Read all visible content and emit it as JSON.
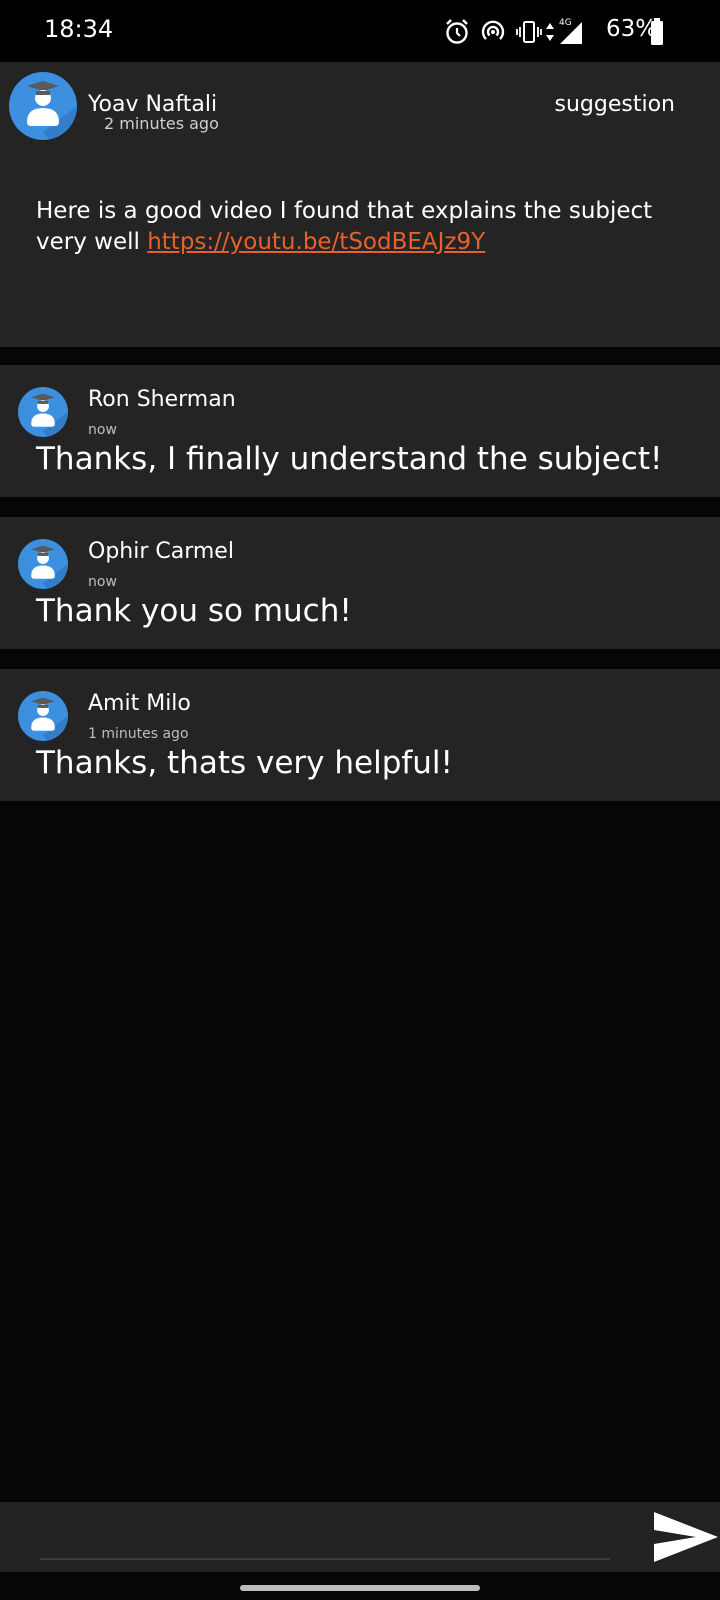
{
  "status_bar": {
    "time": "18:34",
    "battery_percent": "63%",
    "network": "4G",
    "icons": [
      "alarm-icon",
      "hotspot-icon",
      "vibrate-icon",
      "data-arrows-icon",
      "signal-icon",
      "battery-icon"
    ]
  },
  "post": {
    "author": "Yoav Naftali",
    "time": "2 minutes ago",
    "tag": "suggestion",
    "body_text": "Here is a good video I found that explains the subject very well ",
    "link": "https://youtu.be/tSodBEAJz9Y",
    "avatar_icon": "student-avatar-icon"
  },
  "comments": [
    {
      "author": "Ron Sherman",
      "time": "now",
      "text": "Thanks, I finally understand the subject!"
    },
    {
      "author": "Ophir Carmel",
      "time": "now",
      "text": "Thank you so much!"
    },
    {
      "author": "Amit Milo",
      "time": "1 minutes ago",
      "text": "Thanks, thats very helpful!"
    }
  ],
  "input": {
    "placeholder": "",
    "send_icon": "send-icon"
  },
  "colors": {
    "background": "#060606",
    "card": "#242424",
    "link": "#e8602c",
    "avatar_blue": "#3d8fe0"
  }
}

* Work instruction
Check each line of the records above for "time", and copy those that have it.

* Task solution
    "time": "18:34",
    "time": "2 minutes ago",
      "time": "now",
      "time": "now",
      "time": "1 minutes ago",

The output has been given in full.